=== Begin Enclosure ===

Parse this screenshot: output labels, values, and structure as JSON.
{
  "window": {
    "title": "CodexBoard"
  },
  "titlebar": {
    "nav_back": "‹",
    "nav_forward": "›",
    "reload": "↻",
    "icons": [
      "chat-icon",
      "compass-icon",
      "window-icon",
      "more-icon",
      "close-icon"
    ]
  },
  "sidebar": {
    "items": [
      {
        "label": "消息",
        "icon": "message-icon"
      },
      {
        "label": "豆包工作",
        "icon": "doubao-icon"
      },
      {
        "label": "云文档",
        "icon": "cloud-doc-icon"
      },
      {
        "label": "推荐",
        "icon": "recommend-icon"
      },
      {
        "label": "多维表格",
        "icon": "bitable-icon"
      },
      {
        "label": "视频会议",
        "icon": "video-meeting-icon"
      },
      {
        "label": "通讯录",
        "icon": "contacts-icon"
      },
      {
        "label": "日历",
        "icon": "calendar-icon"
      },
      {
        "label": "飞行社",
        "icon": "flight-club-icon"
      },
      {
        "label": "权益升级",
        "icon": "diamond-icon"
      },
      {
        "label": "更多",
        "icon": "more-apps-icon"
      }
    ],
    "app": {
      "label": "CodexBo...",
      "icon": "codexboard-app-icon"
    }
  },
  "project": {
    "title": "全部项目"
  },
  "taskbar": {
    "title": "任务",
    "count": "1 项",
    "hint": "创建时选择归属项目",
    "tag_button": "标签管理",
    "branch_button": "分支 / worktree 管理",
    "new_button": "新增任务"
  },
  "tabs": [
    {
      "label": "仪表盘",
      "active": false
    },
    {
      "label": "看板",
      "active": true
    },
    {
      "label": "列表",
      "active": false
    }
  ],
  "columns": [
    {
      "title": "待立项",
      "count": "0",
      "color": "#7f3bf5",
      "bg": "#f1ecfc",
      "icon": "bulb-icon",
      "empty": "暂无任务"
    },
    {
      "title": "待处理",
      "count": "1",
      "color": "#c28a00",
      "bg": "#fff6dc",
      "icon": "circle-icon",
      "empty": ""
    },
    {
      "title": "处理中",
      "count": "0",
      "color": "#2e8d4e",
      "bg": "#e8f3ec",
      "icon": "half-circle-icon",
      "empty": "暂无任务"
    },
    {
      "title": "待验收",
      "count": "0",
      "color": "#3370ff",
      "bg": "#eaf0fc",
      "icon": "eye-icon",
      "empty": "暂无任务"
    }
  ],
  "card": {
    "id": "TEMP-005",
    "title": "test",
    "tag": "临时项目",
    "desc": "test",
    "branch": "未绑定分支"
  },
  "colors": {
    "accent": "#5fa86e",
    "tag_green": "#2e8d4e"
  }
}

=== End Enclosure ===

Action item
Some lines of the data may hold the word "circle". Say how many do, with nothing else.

Result of the task
2